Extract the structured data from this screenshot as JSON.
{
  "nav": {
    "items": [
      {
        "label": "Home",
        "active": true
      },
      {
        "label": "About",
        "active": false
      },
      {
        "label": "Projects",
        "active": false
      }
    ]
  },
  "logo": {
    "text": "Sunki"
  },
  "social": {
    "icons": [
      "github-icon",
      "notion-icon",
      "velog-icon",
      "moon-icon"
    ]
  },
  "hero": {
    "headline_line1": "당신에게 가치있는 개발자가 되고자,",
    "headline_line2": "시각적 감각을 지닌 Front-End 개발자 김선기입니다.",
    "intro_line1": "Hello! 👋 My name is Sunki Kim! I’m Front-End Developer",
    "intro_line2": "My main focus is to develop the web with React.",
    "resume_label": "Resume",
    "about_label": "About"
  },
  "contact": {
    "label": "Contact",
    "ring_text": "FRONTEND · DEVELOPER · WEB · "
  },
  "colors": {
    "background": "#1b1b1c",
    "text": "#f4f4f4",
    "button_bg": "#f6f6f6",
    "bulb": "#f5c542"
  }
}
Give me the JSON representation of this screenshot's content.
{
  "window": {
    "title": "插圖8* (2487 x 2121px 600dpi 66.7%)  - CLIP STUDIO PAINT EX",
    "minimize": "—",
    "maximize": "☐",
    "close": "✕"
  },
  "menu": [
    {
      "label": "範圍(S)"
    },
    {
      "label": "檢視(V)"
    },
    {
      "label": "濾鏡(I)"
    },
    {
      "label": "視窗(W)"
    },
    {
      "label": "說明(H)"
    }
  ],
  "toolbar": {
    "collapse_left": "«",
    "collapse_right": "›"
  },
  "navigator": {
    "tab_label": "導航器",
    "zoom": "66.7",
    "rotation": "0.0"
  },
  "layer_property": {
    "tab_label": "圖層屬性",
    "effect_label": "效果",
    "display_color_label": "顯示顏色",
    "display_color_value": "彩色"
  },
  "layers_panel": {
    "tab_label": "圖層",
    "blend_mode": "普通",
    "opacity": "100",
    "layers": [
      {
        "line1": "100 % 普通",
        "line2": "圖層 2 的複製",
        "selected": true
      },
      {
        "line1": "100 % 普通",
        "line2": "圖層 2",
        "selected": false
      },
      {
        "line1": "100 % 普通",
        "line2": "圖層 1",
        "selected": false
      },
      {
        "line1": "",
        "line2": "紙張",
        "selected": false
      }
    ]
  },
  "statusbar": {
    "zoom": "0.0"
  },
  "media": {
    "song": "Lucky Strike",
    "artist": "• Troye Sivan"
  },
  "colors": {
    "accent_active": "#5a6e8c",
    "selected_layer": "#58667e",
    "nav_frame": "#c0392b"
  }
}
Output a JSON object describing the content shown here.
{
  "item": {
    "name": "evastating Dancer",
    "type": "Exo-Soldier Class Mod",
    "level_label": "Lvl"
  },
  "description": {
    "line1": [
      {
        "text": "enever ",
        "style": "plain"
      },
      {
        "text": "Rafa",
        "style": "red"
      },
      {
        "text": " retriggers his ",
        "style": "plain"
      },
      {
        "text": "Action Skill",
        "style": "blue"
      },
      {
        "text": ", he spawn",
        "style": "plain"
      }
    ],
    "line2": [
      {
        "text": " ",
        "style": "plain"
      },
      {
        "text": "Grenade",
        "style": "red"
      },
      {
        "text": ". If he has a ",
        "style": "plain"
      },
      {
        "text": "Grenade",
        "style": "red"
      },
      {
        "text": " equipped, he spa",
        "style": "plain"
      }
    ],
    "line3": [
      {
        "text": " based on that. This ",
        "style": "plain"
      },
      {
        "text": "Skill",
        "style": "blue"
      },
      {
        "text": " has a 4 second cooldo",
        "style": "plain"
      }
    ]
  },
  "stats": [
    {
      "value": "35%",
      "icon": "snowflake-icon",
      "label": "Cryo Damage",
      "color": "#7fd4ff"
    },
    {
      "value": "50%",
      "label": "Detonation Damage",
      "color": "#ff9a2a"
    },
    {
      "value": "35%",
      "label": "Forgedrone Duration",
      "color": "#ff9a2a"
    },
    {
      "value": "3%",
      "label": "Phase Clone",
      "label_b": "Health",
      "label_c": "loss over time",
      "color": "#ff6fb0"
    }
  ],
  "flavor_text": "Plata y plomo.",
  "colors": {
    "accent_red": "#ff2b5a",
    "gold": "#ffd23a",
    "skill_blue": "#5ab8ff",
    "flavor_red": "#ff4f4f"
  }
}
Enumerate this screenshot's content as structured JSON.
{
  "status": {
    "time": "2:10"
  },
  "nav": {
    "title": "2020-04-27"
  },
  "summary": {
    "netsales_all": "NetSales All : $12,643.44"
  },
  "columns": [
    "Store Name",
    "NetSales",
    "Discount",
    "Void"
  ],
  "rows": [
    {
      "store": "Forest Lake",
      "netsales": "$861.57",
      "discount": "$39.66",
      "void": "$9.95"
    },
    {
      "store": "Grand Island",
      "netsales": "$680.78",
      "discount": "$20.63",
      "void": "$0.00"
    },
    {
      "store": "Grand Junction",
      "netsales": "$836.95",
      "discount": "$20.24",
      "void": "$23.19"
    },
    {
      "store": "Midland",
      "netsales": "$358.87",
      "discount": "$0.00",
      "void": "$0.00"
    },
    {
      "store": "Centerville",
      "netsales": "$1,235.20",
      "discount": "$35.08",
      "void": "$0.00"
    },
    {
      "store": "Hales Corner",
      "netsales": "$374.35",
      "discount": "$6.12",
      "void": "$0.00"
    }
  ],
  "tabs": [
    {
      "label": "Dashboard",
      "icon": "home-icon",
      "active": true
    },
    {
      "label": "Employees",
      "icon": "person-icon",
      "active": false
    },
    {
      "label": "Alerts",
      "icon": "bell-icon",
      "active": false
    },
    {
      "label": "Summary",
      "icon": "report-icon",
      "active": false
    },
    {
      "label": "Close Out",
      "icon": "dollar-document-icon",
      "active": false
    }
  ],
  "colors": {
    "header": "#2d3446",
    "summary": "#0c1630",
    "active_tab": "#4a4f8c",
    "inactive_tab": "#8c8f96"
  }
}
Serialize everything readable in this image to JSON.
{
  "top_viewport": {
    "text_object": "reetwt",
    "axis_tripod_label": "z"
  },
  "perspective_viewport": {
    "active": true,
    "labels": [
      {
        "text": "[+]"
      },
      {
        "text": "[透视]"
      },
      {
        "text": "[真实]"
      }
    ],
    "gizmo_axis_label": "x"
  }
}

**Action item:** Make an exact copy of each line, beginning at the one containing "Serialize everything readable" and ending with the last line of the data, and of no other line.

**Exercise response:**
Serialize everything readable in this image to JSON.
{
  "top_viewport": {
    "text_object": "reetwt",
    "axis_tripod_label": "z"
  },
  "perspective_viewport": {
    "active": true,
    "labels": [
      {
        "text": "[+]"
      },
      {
        "text": "[透视]"
      },
      {
        "text": "[真实]"
      }
    ],
    "gizmo_axis_label": "x"
  }
}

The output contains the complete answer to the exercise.